Her punchy riposte gave a fleeting glimpse, perhaps, of the real Melania Trump. Beneath that polished veneer of the international model, armed with her own Melania™ trademark and QVC line selling $150-an-ounce moisturizer infused with caviar , lurks a street-fighter as up for the coming brawl as her pugnacious husband.
Democrat mocks Trump for being the wrong person to lead the charge on mental illness
President Donald Trump may not be the best person to focus on mental health in America, a Democratic senator explained on MSNBC.
"All In" host Chris Hayes interviewed Sen. Chris Murphy (D-CT) before a live studio audience.
The two discussed Trump's focus on mental health instead of gun control following the latest mass shootings in America.
"I saw this article about the mental health proposal being floated. I gotta say, the more I hear him talk about mental health, the more freaked out I get, honestly," Hayes explained. "It seems like — like sci-fi dystopia. They want to do something like DARPA, the notorious Pentagon research association called HARPA. It’s going to develop 'breakthrough technologies with high specificity and sensitivity for early diagnosis of neuropsychiatric violence...The document goes on to list a number of widely used technologies it suggests could be used to help collect data, including Apple Watches, Fitbits, Amazon Echo and Google Home."
Trump’s economic ‘brain trust’ ridiculed as America braces for a trade war recession: report
President Donald Trump appears unprepared to deal with a potential recession, the Associated Press reported Friday.
"Facing a trade war against China that has shaken the global economy, President Donald Trump gathered his most trusted economic aides in the Oval Office," the AP reported. "The assembled brain trust for Friday’s urgent consultations included an economics chief best known for his stint as a cable TV commentator; a trade adviser whose pro-tariff views are outside the economic mainstream; and a treasury secretary (joining by phone on his way back from vacation) who made millions off the housing crisis and then turned to financing Hollywood movies."
ICE and Homeland Security busted pushing right-wing propaganda and conspiracy theories
Multiple federal departments have been pushing far-right propaganda to federal employees.
"An arm of the Justice Department regularly sent summaries and links to articles from an online white nationalist publication over the last year, a BuzzFeed News investigation has found.

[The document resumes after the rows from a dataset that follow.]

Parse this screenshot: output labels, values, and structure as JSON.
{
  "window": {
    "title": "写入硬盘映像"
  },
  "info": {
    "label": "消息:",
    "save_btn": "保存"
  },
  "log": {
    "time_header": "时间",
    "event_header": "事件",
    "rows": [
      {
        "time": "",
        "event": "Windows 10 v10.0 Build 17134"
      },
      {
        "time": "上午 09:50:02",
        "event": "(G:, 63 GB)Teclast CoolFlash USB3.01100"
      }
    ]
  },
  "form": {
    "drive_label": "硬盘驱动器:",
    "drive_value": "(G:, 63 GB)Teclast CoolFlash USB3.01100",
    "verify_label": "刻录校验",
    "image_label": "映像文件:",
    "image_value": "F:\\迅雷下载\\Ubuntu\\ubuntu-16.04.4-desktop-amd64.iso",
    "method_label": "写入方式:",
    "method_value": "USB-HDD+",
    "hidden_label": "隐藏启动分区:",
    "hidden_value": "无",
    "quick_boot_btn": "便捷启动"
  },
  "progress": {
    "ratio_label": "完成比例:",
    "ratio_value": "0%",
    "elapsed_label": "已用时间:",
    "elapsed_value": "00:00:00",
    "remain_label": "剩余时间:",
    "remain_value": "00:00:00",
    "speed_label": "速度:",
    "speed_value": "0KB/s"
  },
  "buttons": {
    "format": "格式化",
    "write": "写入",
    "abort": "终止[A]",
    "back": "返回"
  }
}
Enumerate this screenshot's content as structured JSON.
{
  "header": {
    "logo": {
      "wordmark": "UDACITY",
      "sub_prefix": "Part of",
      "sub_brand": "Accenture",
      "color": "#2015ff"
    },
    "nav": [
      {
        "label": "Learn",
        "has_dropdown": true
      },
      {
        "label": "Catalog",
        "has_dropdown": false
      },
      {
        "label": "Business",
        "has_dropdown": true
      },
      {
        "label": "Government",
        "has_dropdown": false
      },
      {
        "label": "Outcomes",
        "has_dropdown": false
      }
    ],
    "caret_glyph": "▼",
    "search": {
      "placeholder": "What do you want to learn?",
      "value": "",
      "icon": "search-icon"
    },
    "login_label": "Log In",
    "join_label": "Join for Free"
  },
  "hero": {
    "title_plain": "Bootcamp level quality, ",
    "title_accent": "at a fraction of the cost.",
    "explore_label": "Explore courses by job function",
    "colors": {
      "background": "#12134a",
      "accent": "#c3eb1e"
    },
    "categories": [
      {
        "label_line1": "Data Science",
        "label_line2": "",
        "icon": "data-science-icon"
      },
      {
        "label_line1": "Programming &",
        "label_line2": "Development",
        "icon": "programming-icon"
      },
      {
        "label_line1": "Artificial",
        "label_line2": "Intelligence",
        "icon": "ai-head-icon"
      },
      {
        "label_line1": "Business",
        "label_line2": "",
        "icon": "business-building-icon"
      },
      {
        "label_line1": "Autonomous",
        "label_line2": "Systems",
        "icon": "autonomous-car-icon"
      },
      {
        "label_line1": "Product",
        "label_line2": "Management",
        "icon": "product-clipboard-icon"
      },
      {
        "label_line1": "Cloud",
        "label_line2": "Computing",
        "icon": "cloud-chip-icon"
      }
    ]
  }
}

In addition, similar newsletters sent to the Labor Department, ICE, HUD and the Department of Homeland Security, included links and content from hyperpartisan and conspiracy-oriented publishers," BuzzFeed News reported Friday.